Password Protect Zip Files in Mac OS X
Creating a password protected zip file is easy in Mac OS X and does not require any add-ons or downloads. Instead, use the zip utility that is bundled with all Macs.
This offers a simple way to protect a zip archive file from unwanted viewing access, as when a user attempts to decompress the contents of the zip archive, the correct password must be entered in order for the archive to extract.
How to Password Protect a Zip File from Mac OS X Command Line
If you’re familiar with the command line, the syntax of the encrypted zip command is as follows:
zip -e [archive] [file]
For encrypting multiple files with a password, such as folder or an entire directory, the syntax would be as follows:
zip -er [archive] [folder]

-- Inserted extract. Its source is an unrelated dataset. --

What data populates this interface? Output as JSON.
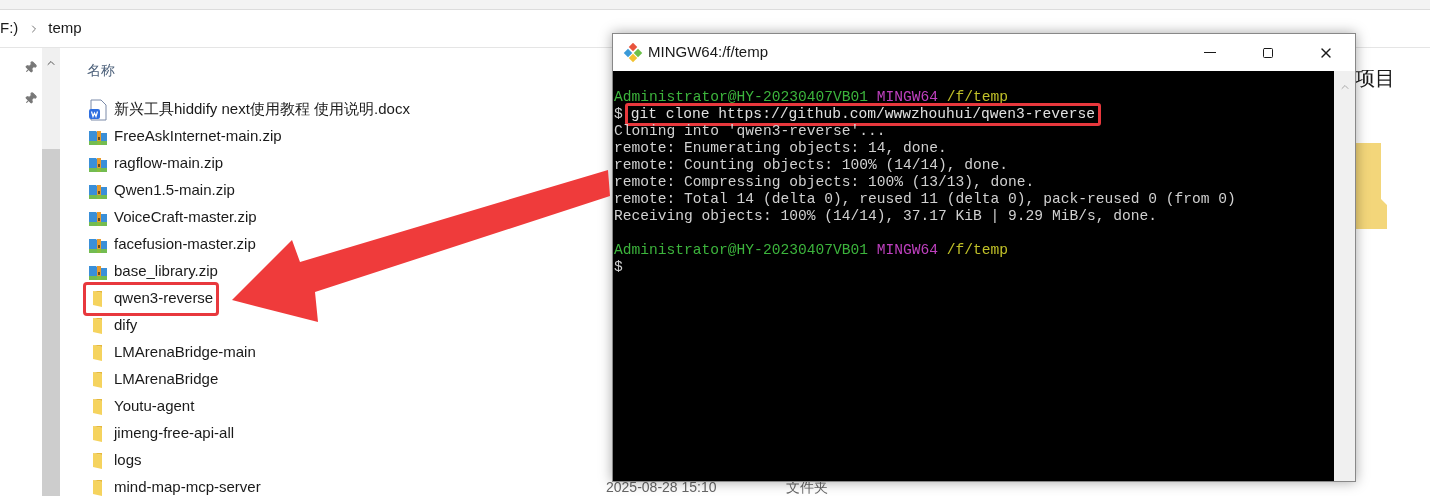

If you’re not sure how to use that, read on to learn how to create zip archives encrypted with passwords. These encrypted zip files will maintain password protection across platforms, meaning you can send a protected zip file to a Windows user and they will still need to enter the password in order to view the contents.
Set a Zip Password in Mac OS X
You can create password protected archives of files and folders:
- Launch the Terminal from the Applications > Utilities folder
- Type the following command:
- Enter and verify the password – don’t forget this
zip -e archivename.zip filetoprotect.txt
The resulting archive, in this case named “archivename.zip”, is now encrypted with the password provided. The file that was encrypted, “filetoprotect.txt”, is now inaccessible without entering that password.
If you plan on compressing multiple files within a folder, you will want to slightly modify the command with the -er flag like so:
zip -er archive.zip /path/to/directory/
This is particularly important for encrypting zips of multiple files under OS X Mavericks.
Example: Zipping a Folder and Setting a Password
Here is an example of what this will look like from the command line, in this case we are compressing and password protecting the entire ‘Confidential’ folder located within the users /Documents directory, and the password protected zip is being placed on the users desktop for easy access:
$ zip -er ~/Desktop/encrypted.zip ~/Documents/Confidential/
adding: ~/Documents/Confidential/ (deflated 13%)
Notice the password will not display, this is normal behavior for the Terminal.
Notice that with a folder of multiple files, you will want to use the -er flag, the addition of the r indicates that zip will recursively compress and password protect all files in the folder.
Opening the Password Protected Zip
Despite being created at the command line, you do not need to unzip the file from the terminal, it can be expanded from the Mac OS X Finder or within Windows using standard unzipping apps. Just double click on the file, then enter the password, and it will decompress. You can also decompress the zip archive from the command line with:
Here are some use cases for password protected zip archives:
- Password protecting an individual file or directory
- Sending a sensitive and encrypted file over an unencrypted network
- Emailing confidential data to a Windows user
- Adding an additional layer of security to a hidden folder
- Password protecting your own backups, outside of Time Machine
While this can provide some protection on a per-file or folder basis, it’s always a good idea to password protect the Mac in general with a login requirement on system boot, wake from sleep, and waking from the screen saver.
Keep in mind that password protected zip files are not encrypted with some super strong deep encryption method, so if you want a more secure file encryption, you may want to pass a regular zip file through openSSL encryption with des3 or something similar to really make the file secure.